I'm frustratingly shy when it comes to girls, I don't drink and casual hookups personally aren't for me so I actually haven't had any relationships or hookups at Princeton. However I think my status as a black man also holds me back from being more social around girls. I tend to think compared to the athletes, I'm "not black enough" or impressive enough for black women to find me attractive. I have also heard non-black girls expressing how their parents wouldn't want them to get involved with a black man so that makes me more hesitant to approach them as well. While every guy has a fear of being rejected, I'm jealous that my white friends will rarely ever wonder "I wonder if she likes white guys" when talking to a girl. Also I feel the quiet pressure from my parents to date a black woman while I know my sisters are under no such expectation. While I know they will happily accept a relationship with a non-black person if that woman loved me, I'm also well aware of the stereotype of academically accomplished black men marrying white women.
- Anonymous, Class of 2015
ONE OF THE "MOST DRASTIC SOCIAL CHANGES I'VE EVER EXPERIENCED"
I made the transition to a graduate program at Princeton from Morehouse College, an HBCU. It was one of the most drastic social changes I've ever experienced. I expected that Princeton would have a different social environment, but I didn't realize the extent of alienation and isolation I would experience. At Morehouse I was a part of a supportive community with culturally and socially similar individuals, but I found that these factors were not present in Princeton.
I feel responsible for proving that minorities deserve opportunities at elite research institutions. I feel constant pressure to justify my existence with every research talk, seminar, or one on one interaction. As one of the only black men in my program my opinions and interactions can often be perceived as the thoughts, skills, and abilities of other minorities. Even with success, I find it hard to change people's preconceived notions. However, I have no regrets, and I do feel fortunate to attend and learn from some of the best scholars in the world.
- Colin, PhD Candidate 2016
Surely, there are many other silenced groups who don't speak out about their daily experiences at such institutions. Let's start the dialogue. Share yours.

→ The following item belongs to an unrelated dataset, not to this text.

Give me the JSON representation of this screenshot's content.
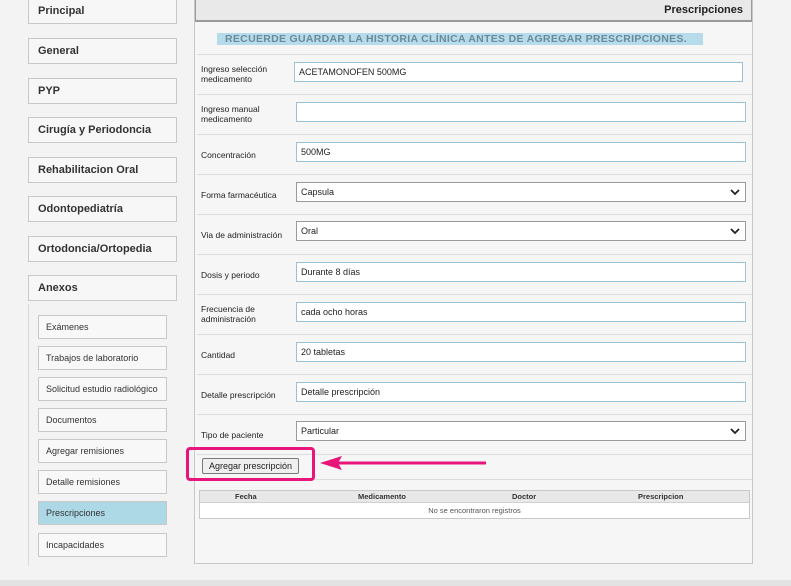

To read these men's stories in their entirety (and more that were not shared in this article), visit:
Follow Rana Campbell on Twitter: www.twitter.com/rainshineluv